Saturday and Sunday November 10th and 11th we will be cooking at the YWCA at 3rd Avenue and Atlantic at 9:00 AM
Staten Island Food Not Bombs chapter. Tompkinsville Park – Bay Street, near Victory Blvd. Please call 646-474-4713 for exact location.
The Really Really Free Market is like a bizarre bazaar where everything is free. You bring useful items to give away to people who want them or, conversely you take useful items that you want that people are freely giving away…simple really…really simple. No money is exchanged. This will be held in the courtyard of the Charter Oak Cultural Center.
The Really Really Free Market IS NOT a place to bring unwanted items. If you bring an item and no one else wants it, it is still yours. You must take it with you at the end of the day. The idea is to help those in need, not to burden others.
This will be going hand in hand with the Indiefest @ the Oak. There will be acoustical musical performances for your listening enjoyment while you peruse the items. Later in the evening there will be electrical performances in the upstairs gallery. Food will be provided by Hartford Food Not Bombs. http://hartfordfoodnotbombs.org/
To reserve space to display your wares, or for more information contact email@example.com
(The Stranger) The first self-described anarchist I ever met was a Greek medical technician sticking electrodes to my scalp. I was around 14 at the time, and I’d had a seizure in my parents’ driveway a few days earlier. The doctors wanted to test me for epilepsy, which involved using electrodes to read my brain’s electrical activity while a strobe light flashed in my face.
Somehow, the technician and I started talking about Henry David Thoreau, and he said he admired Thoreau’s anarchist ethics. I said I didn’t know what that meant.
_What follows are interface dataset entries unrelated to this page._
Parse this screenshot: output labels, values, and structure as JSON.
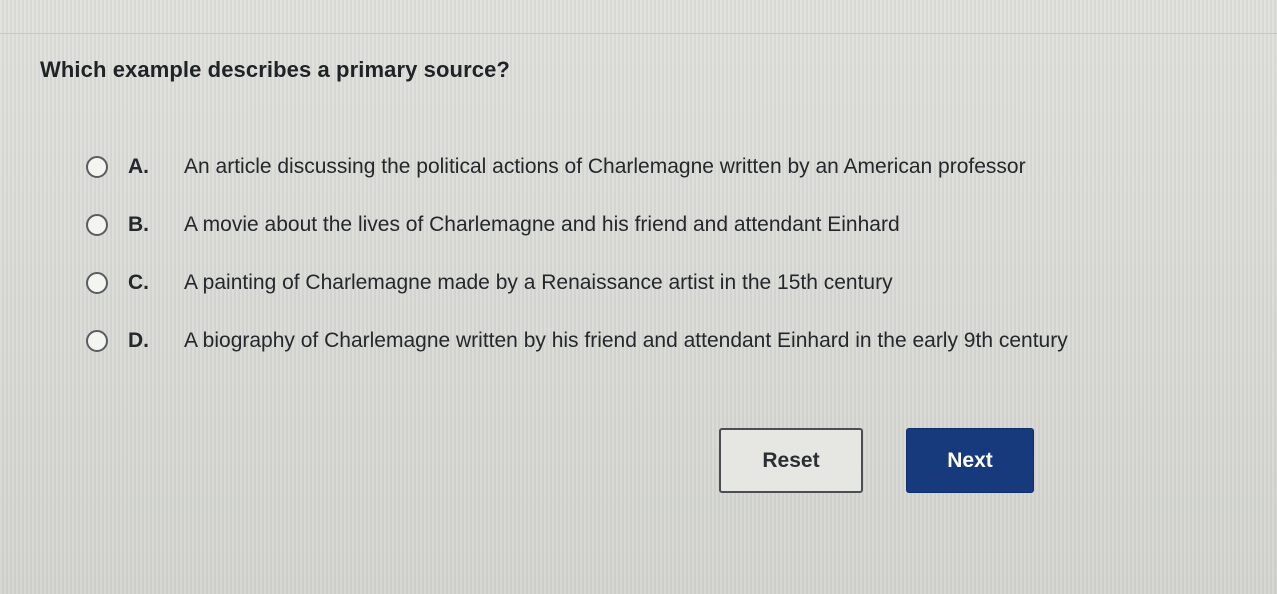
{
  "question": {
    "text": "Which example describes a primary source?"
  },
  "options": [
    {
      "letter": "A.",
      "text": "An article discussing the political actions of Charlemagne written by an American professor",
      "selected": false
    },
    {
      "letter": "B.",
      "text": "A movie about the lives of Charlemagne and his friend and attendant Einhard",
      "selected": false
    },
    {
      "letter": "C.",
      "text": "A painting of Charlemagne made by a Renaissance artist in the 15th century",
      "selected": false
    },
    {
      "letter": "D.",
      "text": "A biography of Charlemagne written by his friend and attendant Einhard in the early 9th century",
      "selected": false
    }
  ],
  "buttons": {
    "reset_label": "Reset",
    "next_label": "Next"
  },
  "colors": {
    "background": "#dcddd8",
    "next_button": "#163a7c",
    "text": "#24272b"
  }
}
As I recall, he explained it roughly like this: There is an inherent tension between autonomy and authority, and authority structures do not hold legitimate moral power over individuals who haven’t helped to create that structure and consented to live by its rules.
I had trouble wrapping my head around that one.
He asked if I had any vote in choosing my school principal. I hadn’t. Well, he explained cheerfully while sticking electrodes to my head, if you’re living by Thoreau’s anarchist principles, you have no ethical duty to obey him. (continue)
FEBRUARY 15, 2011
FOOD IS A RIGHT, NOT A PRIVILEGE
Sharing food with the hungry is an unregulated act of kindness.
End all efforts to stop people from feeding the hungry.
Rescind all laws restricting compassion.
“THERE IS NO RIGHT WAY TO GIVE OUT FOOD, THERE IS ONLY GIVING OUT ALL THE FOOD YOU CAN”
- Kathy Mitro who posted a petition on line after being threatened with arrest for sharing food in Daytona Beach. Florida in January 2012
On Sunday April 1st, we are proposing that people all over the world consider sharing free meals in celebration our right to food and participate in our campaign for an end to laws restricting acts of compassion. Celebrate our right to feed the hungry with music, theater, and the sharing of food.
It has been distressing to receive so many reports in the past few weeks of people being threatened with arrest or cities adopting new laws limiting people’s right to share free food with the public. People in England, California, Texas, Pennsylvania, South Carolina, and Florida contacted Food Not Bombs about having been threatened with arrest. Others report that their local governments are considering laws to limit acts of compassion.
This new wave of threats is happening as half of all Americans are struggling to survive. The Department of Agriculture’s February report shows that 46,286,294 people relied on food stamps in November of 2011. People have been arriving at Food Not Bombs meals claiming they had not eaten in four days because other food programs had exhausted their resources. The Food and Agriculture Organization estimates that 1 in 7 people or 925 million people world wide went hungry in 2010. We are announcing a global campaign to recognize that sharing food with the hungry is an unregulated activity of compassion and should not be interfered with by the authorities. Continue reading